, said that his work had shown him that there are "two Americas," who look at things "really, really differently."
It's a divide, he said, that the election of President Donald Trump had "exposed."
"The front row defines itself through its career. You can think of it that way. That's their meaning to them. Whereas the back row is somebody who if they have an education beyond high school it's been cobbled together through community colleges, through smaller state schools. And they generally work with their muscles, not their mind," Arnade told Stelter.
Arnade said there was only one question he needed to ask during his reporting trips to tell if someone belonged to a back-row community.
"One of the biggest questions I'll ask is -- do you think your children's life will be better than yours? And is your life better than your parents'? Almost in unison, the answer is no, I don't think my children's life is gonna be better than mine," he said.
Blaming the media 'convenient'
It's these people who were so attracted by Donald Trump's campaign promise to "drain the swamp" of the Washington establishment, Arnade explained.

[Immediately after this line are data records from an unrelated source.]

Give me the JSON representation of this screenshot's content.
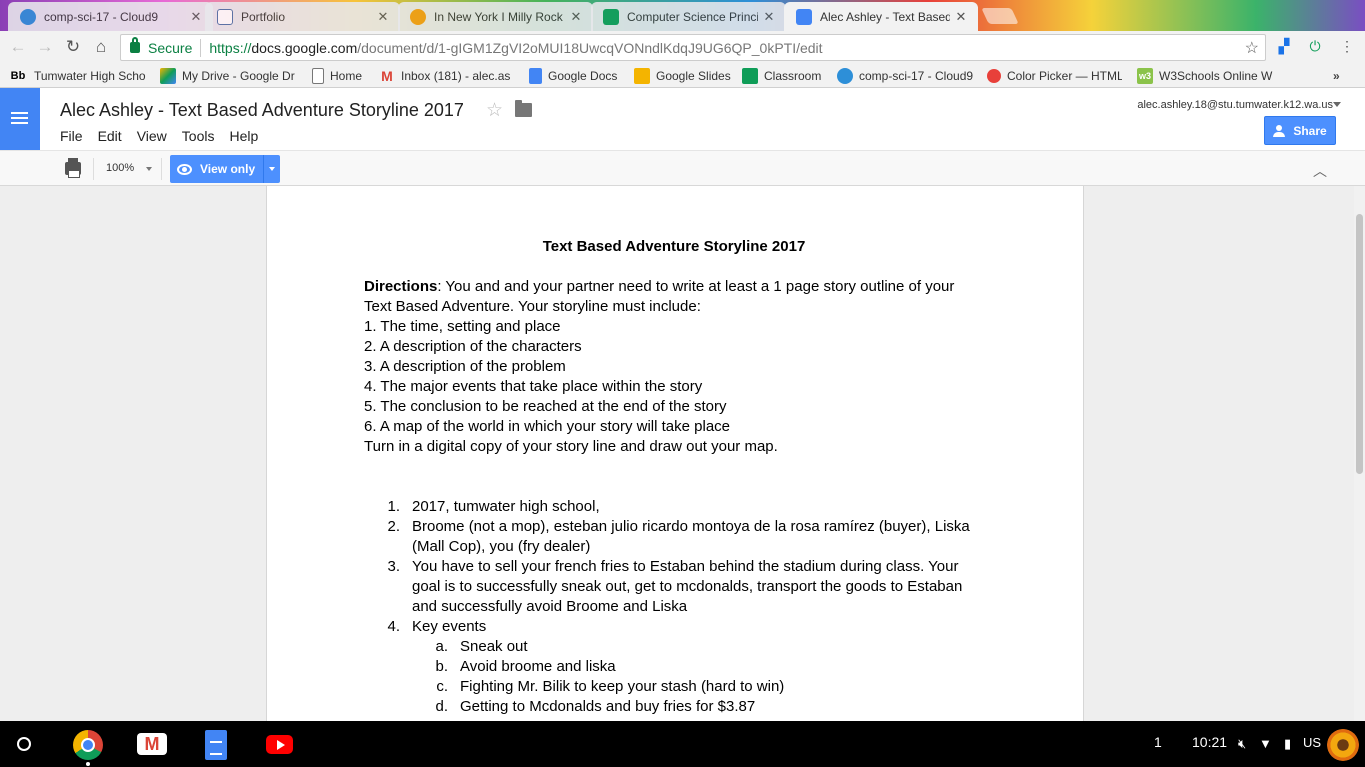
{
  "tabs": [
    {
      "title": "comp-sci-17 - Cloud9",
      "favicon_color": "#2d8fd8"
    },
    {
      "title": "Portfolio",
      "favicon_color": "#4a6fa5"
    },
    {
      "title": "In New York I Milly Rock",
      "favicon_color": "#f39c12"
    },
    {
      "title": "Computer Science Princi",
      "favicon_color": "#0f9d58"
    },
    {
      "title": "Alec Ashley - Text Based",
      "favicon_color": "#4285f4"
    }
  ],
  "omnibox": {
    "secure_label": "Secure",
    "scheme": "https://",
    "host": "docs.google.com",
    "path": "/document/d/1-gIGM1ZgVI2oMUI18UwcqVONndlKdqJ9UG6QP_0kPTI/edit"
  },
  "bookmarks": [
    {
      "label": "Tumwater High Scho",
      "icon": "Bb"
    },
    {
      "label": "My Drive - Google Dri",
      "icon": "drive-icon"
    },
    {
      "label": "Home",
      "icon": "page-icon"
    },
    {
      "label": "Inbox (181) - alec.as",
      "icon": "gmail-icon"
    },
    {
      "label": "Google Docs",
      "icon": "docs-icon"
    },
    {
      "label": "Google Slides",
      "icon": "slides-icon"
    },
    {
      "label": "Classroom",
      "icon": "classroom-icon"
    },
    {
      "label": "comp-sci-17 - Cloud9",
      "icon": "cloud9-icon"
    },
    {
      "label": "Color Picker — HTML",
      "icon": "color-icon"
    },
    {
      "label": "W3Schools Online W",
      "icon": "w3-icon"
    }
  ],
  "bookmarks_overflow": "»",
  "docs": {
    "title": "Alec Ashley - Text Based Adventure Storyline 2017",
    "menu": [
      "File",
      "Edit",
      "View",
      "Tools",
      "Help"
    ],
    "account_email": "alec.ashley.18@stu.tumwater.k12.wa.us",
    "share_label": "Share",
    "zoom": "100%",
    "mode_label": "View only"
  },
  "document": {
    "heading": "Text Based Adventure Storyline 2017",
    "directions_label": "Directions",
    "directions_text": ": You and and your partner need to write at least a 1 page story outline of your Text Based Adventure. Your storyline must include:",
    "requirements": [
      "1. The time, setting and place",
      "2. A description of the characters",
      "3. A description of the problem",
      "4. The major events that take place within the story",
      "5. The conclusion to be reached at the end of the story",
      "6. A map of the world in which your story will take place"
    ],
    "turn_in": "Turn in a digital copy of your story line and draw out your map.",
    "answers": [
      {
        "n": "1.",
        "text": "2017, tumwater high school,"
      },
      {
        "n": "2.",
        "text": "Broome (not a mop), esteban julio ricardo montoya de la rosa ramírez (buyer), Liska (Mall Cop), you (fry dealer)"
      },
      {
        "n": "3.",
        "text": "You have to sell your french fries to Estaban behind the stadium during class. Your goal is to successfully sneak out, get to mcdonalds, transport the goods to Estaban and successfully avoid Broome and Liska"
      },
      {
        "n": "4.",
        "text": "Key events"
      }
    ],
    "key_events": [
      {
        "n": "a.",
        "text": "Sneak out"
      },
      {
        "n": "b.",
        "text": "Avoid broome and liska"
      },
      {
        "n": "c.",
        "text": "Fighting Mr. Bilik to keep your stash (hard to win)"
      },
      {
        "n": "d.",
        "text": "Getting to Mcdonalds and buy fries for $3.87"
      }
    ]
  },
  "shelf": {
    "notification_count": "1",
    "time": "10:21",
    "input_method": "US"
  }
}
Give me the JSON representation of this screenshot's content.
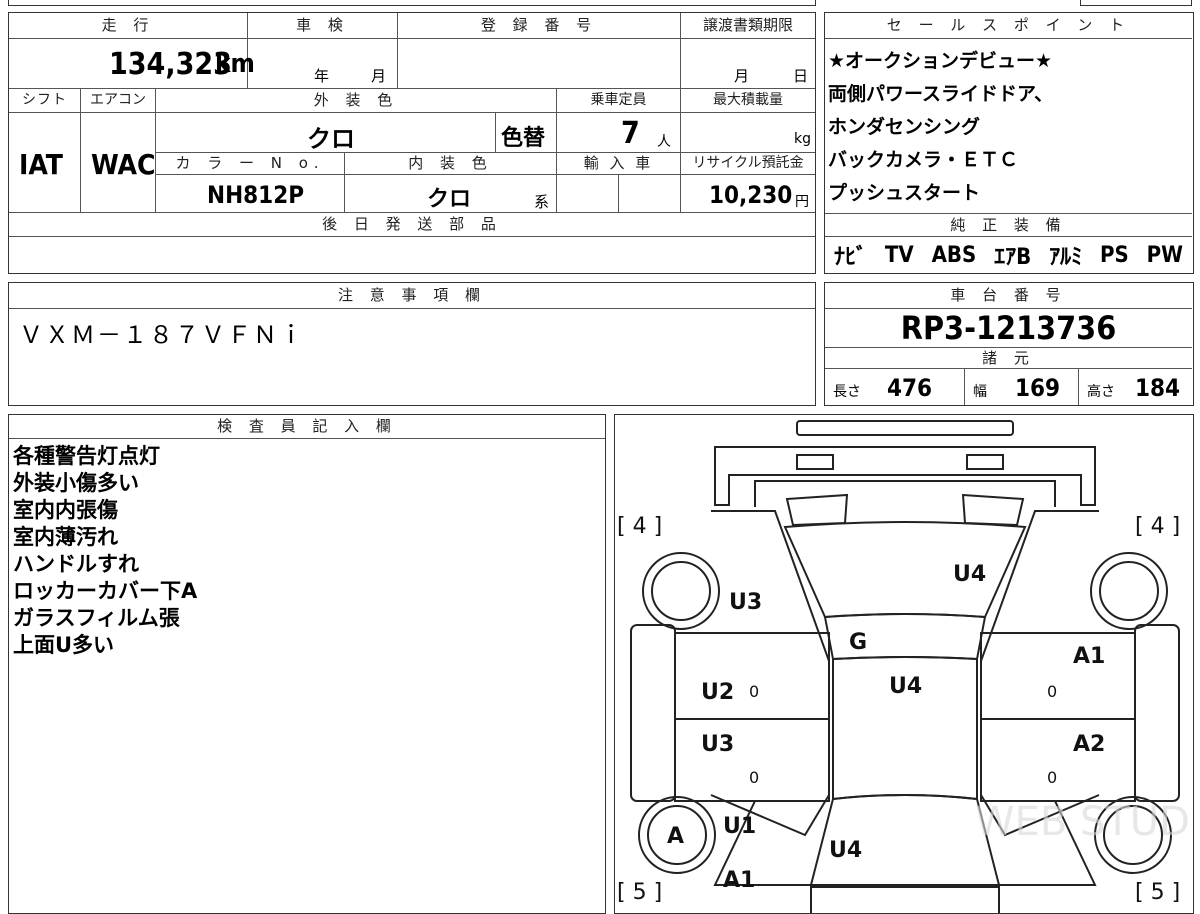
{
  "top_sheet": {
    "headers": {
      "mileage": "走 行",
      "inspection": "車 検",
      "registration": "登 録 番 号",
      "transfer_deadline": "譲渡書類期限",
      "shift": "シフト",
      "aircon": "エアコン",
      "exterior_color": "外 装 色",
      "capacity": "乗車定員",
      "max_load": "最大積載量",
      "color_no": "カ ラ ー N o.",
      "interior_color": "内 装 色",
      "import": "輸 入 車",
      "recycle": "リサイクル預託金",
      "later_parts": "後 日 発 送 部 品"
    },
    "mileage_value": "134,323",
    "mileage_unit": "km",
    "inspection_year": "年",
    "inspection_month": "月",
    "transfer_month": "月",
    "transfer_day": "日",
    "shift_value": "IAT",
    "aircon_value": "WAC",
    "exterior_value": "クロ",
    "color_change": "色替",
    "capacity_value": "7",
    "capacity_unit": "人",
    "max_load_unit": "kg",
    "color_no_value": "NH812P",
    "interior_value": "クロ",
    "interior_suffix": "系",
    "recycle_value": "10,230",
    "recycle_unit": "円"
  },
  "sales_points": {
    "header": "セ ー ル ス ポ イ ン ト",
    "lines": [
      "★オークションデビュー★",
      "両側パワースライドドア、",
      "ホンダセンシング",
      "バックカメラ・ＥＴＣ",
      "プッシュスタート"
    ]
  },
  "equipment": {
    "header": "純 正 装 備",
    "items": [
      "ﾅﾋﾞ",
      "TV",
      "ABS",
      "ｴｱB",
      "ｱﾙﾐ",
      "PS",
      "PW"
    ]
  },
  "caution": {
    "header": "注 意 事 項 欄",
    "text": "ＶＸＭ－１８７ＶＦＮｉ"
  },
  "chassis": {
    "header": "車 台 番 号",
    "value": "RP3-1213736"
  },
  "specs": {
    "header": "諸 元",
    "length_label": "長さ",
    "length_value": "476",
    "width_label": "幅",
    "width_value": "169",
    "height_label": "高さ",
    "height_value": "184"
  },
  "inspector": {
    "header": "検 査 員 記 入 欄",
    "lines": [
      "各種警告灯点灯",
      "外装小傷多い",
      "室内内張傷",
      "室内薄汚れ",
      "ハンドルすれ",
      "ロッカーカバー下A",
      "ガラスフィルム張",
      "上面U多い"
    ]
  },
  "diagram": {
    "tire_marks": [
      "[ 4 ]",
      "[ 4 ]",
      "[ 5 ]",
      "[ 5 ]"
    ],
    "marks": {
      "roof": "U4",
      "left_front": "U3",
      "hood": "G",
      "right_front": "A1",
      "left_door_front": "U2",
      "left_door_front_num": "0",
      "center": "U4",
      "right_door_front_num": "0",
      "left_door_rear": "U3",
      "left_door_rear_num": "0",
      "right_door_rear": "A2",
      "right_door_rear_num": "0",
      "left_wheel": "A",
      "left_rear": "U1",
      "rear": "U4",
      "left_bottom": "A1"
    },
    "watermark": "WEB STUDIO PRO"
  }
}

"Their life is worse than it was 20 years ago in their mind, and so if they're gonna blame somebody, they're gonna blame outside politicians or the outside world, and the media is convenient to blame in that sense as well," he said.
That's why, Arnade pointed out, people in these communities often feel distrustful of the press, who, he said, are an innately "front row" group.
There is an "elitism in the media that's not intentional, necessarily," he said.
"By definition, to break into the media, you have to become front row. You have to go through journalism school. You have to go through all this process. After five or six years, you're front row. You may not intend to be that. You may not think you are, but you are. That elitism is kind of a creeping elitism, but I don't think it's badly intended. It just is," he added.
Back row communities, Arnade argued, are "more tuned in than we realize, but not necessarily to issues that we talk about."
Division is growing
That's why investment in local press is so key, and why the national press needs to do a better job at speaking to those communities who feel so left behind, he told Stelter.
" I think local issues are just extraordinarily important. People still read local newspapers. People still consume that to the degree that's there. In any of these towns, there are empty lots where there used to be factories. This is a real thing, and that loss, I don't think the national media up until recently has really covered it to the way that it really impacts communities."
Asked by Stelter if his work had ultimately led to him feeling "more hopeful or less," Arnade's answer was simple.
"Less. Sorry. I wish I could say hopeful," he said.
Trump, he added, had capitalized on and continued to exploit the divide between front- and back-row communities "in very negative ways."
"The reaction to Trump has only made that divide larger. I think we, the front row, the back row, all of this is a division that is only growing, and unfortunately I don't see good things ahead," he said.